You may have heard that at the General Synod, the Synod decided that Churches do not need to meet on a Sunday. Of course, this is true! In the Bible, the church is a community of people who seek to live in love of the Lord Jesus Christ and so in obedience to his loving commands (John 13-16), one of which is love one another as he has loved us. We are to do this every day of the week! Yet I believe, we can become very confused on this topic of rest. What can we say about the Bible’s teaching on rest?
1.We are commanded to rest due to the pattern of Creation – Whatever we think about the early chapters of Genesis, what no Christian can doubt is that God had a working week: “..God blessed the seventh day and made it holy, because on it he rested from all the work of creating he had done.” Genesis 2:3. So God rested, and so he commands us to rest one day in 7: “Remember the Sabbath day by keeping it holy. Six days you shall labour and do all your work, but the seventh is a sabbath to the Lord your God.” Exodus 20:10. Now, for some, this commandment no longer seems to apply. Why? Have any of the other 10 commandments been changed? Do not murder? Do not commit adultery? Do not steal? Do not bear false witness etc. Jesus did address abuses of the sabbath and famously said “The sabbath is made for man not man for the sabbath.” But he also claimed to be Lord of the Sabbath. Difficult to be Lord of something that no longer exists! Did Jesus keep the sabbath? Was he found in the synagogue reading the scriptures each sabbath? Yes! “…on the sabbath day he went into the synagogue, as was his custom.” Luke 4:16. So I want to gently challenge us: would we let our children murder, or steal or lie? Why do we let them break the sabbath? This means not just not working, but also as Jesus makes clear by his example, spending time hearing his word. Why?

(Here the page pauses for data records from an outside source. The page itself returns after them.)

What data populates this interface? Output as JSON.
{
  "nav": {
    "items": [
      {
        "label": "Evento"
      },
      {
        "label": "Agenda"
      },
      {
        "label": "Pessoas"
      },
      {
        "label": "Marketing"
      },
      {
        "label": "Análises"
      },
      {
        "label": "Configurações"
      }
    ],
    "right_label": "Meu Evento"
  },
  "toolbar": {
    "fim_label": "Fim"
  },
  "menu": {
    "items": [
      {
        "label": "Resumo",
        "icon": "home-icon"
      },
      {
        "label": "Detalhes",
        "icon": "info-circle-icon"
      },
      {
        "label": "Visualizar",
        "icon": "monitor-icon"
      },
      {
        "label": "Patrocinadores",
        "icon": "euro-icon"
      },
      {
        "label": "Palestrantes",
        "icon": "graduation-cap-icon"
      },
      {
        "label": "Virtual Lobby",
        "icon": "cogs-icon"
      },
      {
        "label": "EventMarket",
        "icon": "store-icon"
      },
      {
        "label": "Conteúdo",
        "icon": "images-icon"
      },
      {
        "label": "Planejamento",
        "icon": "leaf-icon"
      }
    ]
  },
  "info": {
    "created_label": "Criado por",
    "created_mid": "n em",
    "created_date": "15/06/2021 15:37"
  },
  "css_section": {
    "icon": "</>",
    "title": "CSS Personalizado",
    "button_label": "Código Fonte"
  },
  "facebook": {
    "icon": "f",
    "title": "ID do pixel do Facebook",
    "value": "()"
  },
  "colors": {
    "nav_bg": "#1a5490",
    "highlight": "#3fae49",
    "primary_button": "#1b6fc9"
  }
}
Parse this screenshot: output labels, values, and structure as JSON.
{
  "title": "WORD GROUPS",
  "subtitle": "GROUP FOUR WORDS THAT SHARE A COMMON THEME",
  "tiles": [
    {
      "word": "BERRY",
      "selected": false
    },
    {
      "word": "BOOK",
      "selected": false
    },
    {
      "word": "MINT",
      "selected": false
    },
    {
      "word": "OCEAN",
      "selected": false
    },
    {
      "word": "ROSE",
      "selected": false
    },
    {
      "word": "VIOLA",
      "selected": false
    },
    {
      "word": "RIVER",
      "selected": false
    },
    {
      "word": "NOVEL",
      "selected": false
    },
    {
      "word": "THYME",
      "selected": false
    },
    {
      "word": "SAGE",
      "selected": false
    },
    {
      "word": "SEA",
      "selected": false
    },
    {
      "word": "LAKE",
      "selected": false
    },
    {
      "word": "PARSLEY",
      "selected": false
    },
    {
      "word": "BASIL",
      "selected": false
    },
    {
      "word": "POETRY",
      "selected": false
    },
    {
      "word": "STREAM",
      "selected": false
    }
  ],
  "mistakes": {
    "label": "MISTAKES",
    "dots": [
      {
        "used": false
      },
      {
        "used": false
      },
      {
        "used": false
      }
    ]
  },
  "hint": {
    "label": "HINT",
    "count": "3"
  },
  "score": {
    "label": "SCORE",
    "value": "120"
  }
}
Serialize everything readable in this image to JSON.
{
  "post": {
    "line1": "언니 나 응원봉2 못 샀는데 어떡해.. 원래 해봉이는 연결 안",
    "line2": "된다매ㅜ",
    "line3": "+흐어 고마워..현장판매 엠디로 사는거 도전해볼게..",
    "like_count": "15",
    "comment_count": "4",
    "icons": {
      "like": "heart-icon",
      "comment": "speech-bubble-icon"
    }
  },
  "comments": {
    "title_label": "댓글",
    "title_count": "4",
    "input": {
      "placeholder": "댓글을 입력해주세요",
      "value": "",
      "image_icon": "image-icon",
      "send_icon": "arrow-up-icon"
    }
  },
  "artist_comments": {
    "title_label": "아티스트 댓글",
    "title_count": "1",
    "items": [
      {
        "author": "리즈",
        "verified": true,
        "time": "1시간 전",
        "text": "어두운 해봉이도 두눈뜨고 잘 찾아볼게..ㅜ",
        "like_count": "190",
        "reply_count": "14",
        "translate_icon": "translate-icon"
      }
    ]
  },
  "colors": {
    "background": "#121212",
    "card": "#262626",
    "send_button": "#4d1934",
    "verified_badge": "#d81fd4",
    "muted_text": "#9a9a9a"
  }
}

2.Jesus Christ is our True Rest – Jesus said “Come to me all you who are weary and heavy laden and I will give you rest.” Matthew 11:28. Fundamentally, true rest is not a day, but a person. Yet on the Lord’s day, the Christian sabbath (Rev 1:10), it is appropriate that we gather, to give thanks to God, to ask forgiveness for our sins, to hear his holy word and to seek together to love one another and all people, in Christ. Can we love other Christians if we do not meet with them and with Jesus Christ? People say to me, “you don’ t have to come to church to be a Christian.” True. But at the very least we are disobeying Christ’s supreme commands of love and the commands of almighty God to rest one day in 7. Why is this not as clearly taught in the New Testament though? Two reasons I think. The first is that in many cultures, the day off is not necessarily the Lord’s day, a Sunday. In Israel, it is still Saturday. Ancient Rome had an 8 day “week”. So, it was difficult to celebrate the Lord’s day in different cultures. But where there is freedom to do so, why would we not do so? The second reason is this:
3.Rest is to look forward to Heaven – The writer to the Hebrews makes clear that the day on which God rested, the seventh day, is still future for those who believe (Hebrews 4). Not only do we look back to the pattern of creation when we rest. We also look forward to the day when true rest will begin, when Jesus returns. On that day, he will be seeking a people who have not rejected his word, but believed in it, and so obeyed it. Of course, we are not saved by keeping his commands. That was the mistake of the pharisees. But equally, if we are saved, we will keep his commands rather than become lawless. Of course, church can meet on other days. But God’s people should want to keep the Lord’s day, to be with God’s people, to hear his word, to refrain from work, to look to Jesus and his return – to rest. May we all keep Sundays as the Lord’s day, because we can in Christ!
With much love in our rest who is Jesus Christ, John Parker